Hawaii Democratic Rep. Tulsi Gabbard on Thursday released a lengthy apology for her past activism and comments against gay marriage, saying her views have “changed significantly” since her outspoken protests of the early 2000s.
“In my past, I said and believed things that were wrong, and worse, hurtful to people in the LGBTQ+ community and their loved ones,” Gabbard tweeted, along with a video. “I’m deeply sorry for having said and believed them.”
In years past, Gabbard referred to gay activists as “homosexual extremists.” Her father, Mike Gabbard, was known at the time as Hawaii’s leading opponent of the gay-rights movement. Gabbard herself was a visible force against same-sex marriage, and in 2004 spearheaded a fight in the state against a same-sex union measure.
“To try to act as if there is a difference between ‘civil unions’ and same-sex marriage is dishonest, cowardly and extremely disrespectful to the people of Hawaii,” she said at the time. “As Democrats, we should be representing the views of the people, not a small number of homosexual extremists.”
Gabbard also blasted Massachusetts’ passage of same-sex marriage legislation, making it the first in the nation to recognize gay marriage. Speaking on behalf of the Alliance for Traditional Marriage and Values, a group headed by her father, she said the Massachusetts marriage law would cause a ripple effect across the country.
“It is highly likely that federal judges will soon be tearing apart our U.S. Constitution in order to force same-sex marriage down the throats of the people of Hawaii and America,” Gabbard said. “The only way to protect traditional marriage in Hawaii and throughout our country, the only way to stop activist federal judges from rewriting our constitution, is by the passage of the Federal Marriage Amendment.”
Gabbard also once gave a lengthy speech at the Hawaii State House against a proposed resolution that addressed the bullying of gay students in public schools. Gabbard argued the resolution would cast homosexuality as normal, and that it would attract “homosexual-advocacy organizations into our schools to promote their agenda to our vulnerable youth.”

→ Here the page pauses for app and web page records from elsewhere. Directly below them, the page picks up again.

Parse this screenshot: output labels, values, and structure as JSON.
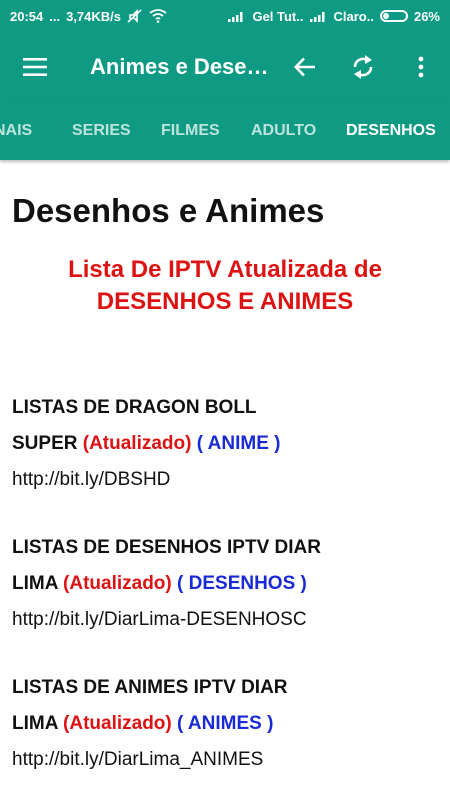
{
  "status_bar": {
    "time": "20:54",
    "dots": "...",
    "speed": "3,74KB/s",
    "carrier1": "Gel Tut..",
    "carrier2": "Claro..",
    "battery": "26%",
    "battery_level": 26
  },
  "toolbar": {
    "title": "Animes e Desenhos",
    "menu_icon": "hamburger-icon",
    "back_icon": "arrow-left-icon",
    "refresh_icon": "refresh-icon",
    "more_icon": "more-vert-icon"
  },
  "tabs": [
    {
      "label": "NAIS",
      "active": false
    },
    {
      "label": "SERIES",
      "active": false
    },
    {
      "label": "FILMES",
      "active": false
    },
    {
      "label": "ADULTO",
      "active": false
    },
    {
      "label": "DESENHOS",
      "active": true
    }
  ],
  "page": {
    "heading": "Desenhos e Animes",
    "subtitle_line1": "Lista De IPTV Atualizada de",
    "subtitle_line2": "DESENHOS E ANIMES"
  },
  "entries": [
    {
      "line1": "LISTAS DE DRAGON BOLL",
      "line2_prefix": "SUPER ",
      "status": "(Atualizado)",
      "tag_open": " ( ",
      "tag": "ANIME",
      "tag_close": " )",
      "url": "http://bit.ly/DBSHD"
    },
    {
      "line1": "LISTAS DE DESENHOS IPTV DIAR",
      "line2_prefix": "LIMA ",
      "status": "(Atualizado)",
      "tag_open": " ( ",
      "tag": "DESENHOS",
      "tag_close": " )",
      "url": "http://bit.ly/DiarLima-DESENHOSC"
    },
    {
      "line1": "LISTAS DE ANIMES IPTV DIAR",
      "line2_prefix": "LIMA ",
      "status": "(Atualizado)",
      "tag_open": " ( ",
      "tag": "ANIMES",
      "tag_close": " )",
      "url": "http://bit.ly/DiarLima_ANIMES"
    }
  ],
  "colors": {
    "primary": "#0f9b83",
    "red": "#dd1212",
    "blue": "#1a2ad6"
  }
}
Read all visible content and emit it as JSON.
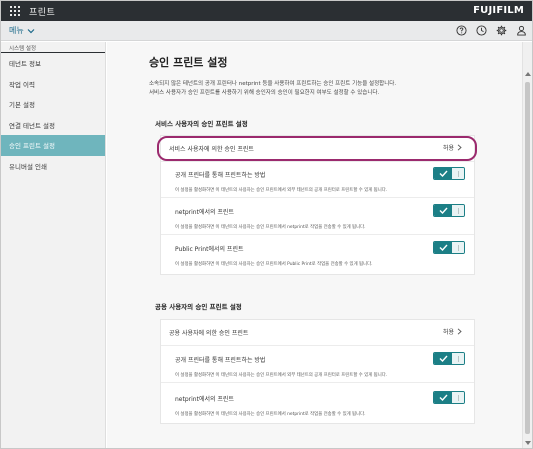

On Thursday, Gabbard said her “views have changed significantly since then, and my record in Congress over the last 6 years reflects what is in my heart: A strong and ongoing commitment to fighting for LGBTQ+ rights.”
Gabbard said she grew up in a “socially conservative household, where I was raised to believe that marriage should only be between a man and a woman. For a period of my life I didn’t see the contradiction in those beliefs.”
“While many Americans may relate to growing up in a conservative home, my story is a little different because my father was very outspoken,” Gabbard said. “He was an activist who was fighting against gay rights and marriage equality in Hawaii – and at that time, I forcefully defended him.”
Gay rights groups have criticized Gabbard for her past activism, with Zeke Stokes, the vice president of programs at GLAAD, telling Fox News she was “was someone who worked so actively against our community when the stakes were so high.”
“One thing is to say that marriage should be between a man and a woman, but another is to actively work to stymie the progress of a community that is marginalized, and to oppose an effort to keep kids safe,” Stokes said.
Fox News’ Elizabeth Llorente contributed to this report.